#### Exercise materials
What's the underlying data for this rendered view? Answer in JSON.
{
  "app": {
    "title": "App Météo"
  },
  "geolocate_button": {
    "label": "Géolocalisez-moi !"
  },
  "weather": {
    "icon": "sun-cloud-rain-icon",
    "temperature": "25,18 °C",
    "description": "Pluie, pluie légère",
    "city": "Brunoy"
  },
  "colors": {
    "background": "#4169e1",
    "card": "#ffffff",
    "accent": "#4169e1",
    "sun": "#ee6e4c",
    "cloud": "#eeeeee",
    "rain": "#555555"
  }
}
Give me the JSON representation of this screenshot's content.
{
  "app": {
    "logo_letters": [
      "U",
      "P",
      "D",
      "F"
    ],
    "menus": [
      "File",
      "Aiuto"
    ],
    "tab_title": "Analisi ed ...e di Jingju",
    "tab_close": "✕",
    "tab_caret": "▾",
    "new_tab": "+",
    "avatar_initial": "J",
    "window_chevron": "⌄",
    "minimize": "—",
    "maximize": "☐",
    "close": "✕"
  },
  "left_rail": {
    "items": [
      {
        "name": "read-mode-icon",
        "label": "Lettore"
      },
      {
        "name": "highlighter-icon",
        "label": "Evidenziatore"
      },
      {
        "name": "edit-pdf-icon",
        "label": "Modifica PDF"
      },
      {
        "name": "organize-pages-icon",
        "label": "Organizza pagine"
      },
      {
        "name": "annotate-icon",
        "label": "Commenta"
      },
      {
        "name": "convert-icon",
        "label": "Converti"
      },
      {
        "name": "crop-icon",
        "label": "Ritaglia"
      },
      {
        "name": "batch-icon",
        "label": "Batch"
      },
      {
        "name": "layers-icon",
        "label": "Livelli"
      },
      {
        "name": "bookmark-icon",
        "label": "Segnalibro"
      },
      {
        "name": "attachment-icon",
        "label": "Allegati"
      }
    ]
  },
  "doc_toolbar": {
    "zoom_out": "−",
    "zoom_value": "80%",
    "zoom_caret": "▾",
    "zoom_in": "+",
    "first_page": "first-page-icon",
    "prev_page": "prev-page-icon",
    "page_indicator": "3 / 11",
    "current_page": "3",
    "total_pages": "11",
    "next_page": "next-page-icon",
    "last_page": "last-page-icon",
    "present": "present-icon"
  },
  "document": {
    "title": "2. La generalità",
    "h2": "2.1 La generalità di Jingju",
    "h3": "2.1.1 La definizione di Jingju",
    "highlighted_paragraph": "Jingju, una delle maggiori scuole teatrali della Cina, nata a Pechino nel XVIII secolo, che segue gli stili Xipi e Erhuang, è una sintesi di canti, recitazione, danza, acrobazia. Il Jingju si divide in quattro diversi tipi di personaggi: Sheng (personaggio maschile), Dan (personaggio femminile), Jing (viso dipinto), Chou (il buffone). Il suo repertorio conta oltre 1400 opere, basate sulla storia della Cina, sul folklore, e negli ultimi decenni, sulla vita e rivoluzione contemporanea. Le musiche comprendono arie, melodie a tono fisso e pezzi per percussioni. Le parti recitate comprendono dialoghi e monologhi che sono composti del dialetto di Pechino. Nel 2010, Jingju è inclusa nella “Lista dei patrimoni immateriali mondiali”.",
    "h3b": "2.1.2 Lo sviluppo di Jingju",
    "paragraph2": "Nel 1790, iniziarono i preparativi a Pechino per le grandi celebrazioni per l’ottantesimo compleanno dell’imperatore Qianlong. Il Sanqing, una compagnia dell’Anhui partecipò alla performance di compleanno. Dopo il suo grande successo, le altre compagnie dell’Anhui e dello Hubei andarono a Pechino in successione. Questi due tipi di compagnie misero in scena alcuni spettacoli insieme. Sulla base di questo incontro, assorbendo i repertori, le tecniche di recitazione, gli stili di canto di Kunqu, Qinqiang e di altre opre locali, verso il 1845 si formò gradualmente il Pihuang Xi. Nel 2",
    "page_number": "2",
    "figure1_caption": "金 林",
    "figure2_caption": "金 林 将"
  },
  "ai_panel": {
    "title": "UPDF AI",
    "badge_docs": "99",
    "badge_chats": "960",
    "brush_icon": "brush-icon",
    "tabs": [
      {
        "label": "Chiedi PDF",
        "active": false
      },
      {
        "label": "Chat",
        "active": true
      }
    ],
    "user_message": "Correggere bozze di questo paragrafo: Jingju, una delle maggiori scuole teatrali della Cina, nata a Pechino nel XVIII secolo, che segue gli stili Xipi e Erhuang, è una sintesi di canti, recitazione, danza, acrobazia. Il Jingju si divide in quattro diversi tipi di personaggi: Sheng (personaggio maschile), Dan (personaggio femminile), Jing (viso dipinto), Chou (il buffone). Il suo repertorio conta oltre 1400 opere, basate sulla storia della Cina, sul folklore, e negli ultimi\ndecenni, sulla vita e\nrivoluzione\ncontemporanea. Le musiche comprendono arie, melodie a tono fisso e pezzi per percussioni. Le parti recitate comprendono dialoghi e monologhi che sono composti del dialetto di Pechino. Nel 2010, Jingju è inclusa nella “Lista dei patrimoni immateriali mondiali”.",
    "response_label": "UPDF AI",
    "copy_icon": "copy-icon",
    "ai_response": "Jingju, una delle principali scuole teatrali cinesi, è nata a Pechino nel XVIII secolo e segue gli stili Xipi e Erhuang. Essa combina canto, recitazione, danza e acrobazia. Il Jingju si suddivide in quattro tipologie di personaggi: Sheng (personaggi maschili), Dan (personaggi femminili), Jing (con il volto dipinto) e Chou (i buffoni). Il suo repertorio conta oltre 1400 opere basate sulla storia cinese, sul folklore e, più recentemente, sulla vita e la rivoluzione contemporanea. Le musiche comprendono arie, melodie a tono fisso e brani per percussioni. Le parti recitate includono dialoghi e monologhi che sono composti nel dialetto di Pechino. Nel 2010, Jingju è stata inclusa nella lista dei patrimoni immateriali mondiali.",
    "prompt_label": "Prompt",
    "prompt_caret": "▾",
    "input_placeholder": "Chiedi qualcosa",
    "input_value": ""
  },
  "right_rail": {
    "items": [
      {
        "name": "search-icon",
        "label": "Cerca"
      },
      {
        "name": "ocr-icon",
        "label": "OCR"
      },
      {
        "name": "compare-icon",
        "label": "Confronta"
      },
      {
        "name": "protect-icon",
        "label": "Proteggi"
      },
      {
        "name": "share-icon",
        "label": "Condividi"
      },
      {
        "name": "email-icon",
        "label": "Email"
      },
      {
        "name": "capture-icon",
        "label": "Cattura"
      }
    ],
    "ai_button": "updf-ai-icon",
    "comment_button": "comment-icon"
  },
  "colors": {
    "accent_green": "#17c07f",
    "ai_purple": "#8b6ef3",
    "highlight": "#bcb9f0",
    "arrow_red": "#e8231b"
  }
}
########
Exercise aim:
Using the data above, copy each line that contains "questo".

Response area:
    "paragraph2": "Nel 1790, iniziarono i preparativi a Pechino per le grandi celebrazioni per l’ottantesimo compleanno dell’imperatore Qianlong. Il Sanqing, una compagnia dell’Anhui partecipò alla performance di compleanno. Dopo il suo grande successo, le altre compagnie dell’Anhui e dello Hubei andarono a Pechino in successione. Questi due tipi di compagnie misero in scena alcuni spettacoli insieme. Sulla base di questo incontro, assorbendo i repertori, le tecniche di recitazione, gli stili di canto di Kunqu, Qinqiang e di altre opre locali, verso il 1845 si formò gradualmente il Pihuang Xi. Nel 2",
    "user_message": "Correggere bozze di questo paragrafo: Jingju, una delle maggiori scuole teatrali della Cina, nata a Pechino nel XVIII secolo, che segue gli stili Xipi e Erhuang, è una sintesi di canti, recitazione, danza, acrobazia. Il Jingju si divide in quattro diversi tipi di personaggi: Sheng (personaggio maschile), Dan (personaggio femminile), Jing (viso dipinto), Chou (il buffone). Il suo repertorio conta oltre 1400 opere, basate sulla storia della Cina, sul folklore, e negli ultimi\ndecenni, sulla vita e\nrivoluzione\ncontemporanea. Le musiche comprendono arie, melodie a tono fisso e pezzi per percussioni. Le parti recitate comprendono dialoghi e monologhi che sono composti del dialetto di Pechino. Nel 2010, Jingju è inclusa nella “Lista dei patrimoni immateriali mondiali”.",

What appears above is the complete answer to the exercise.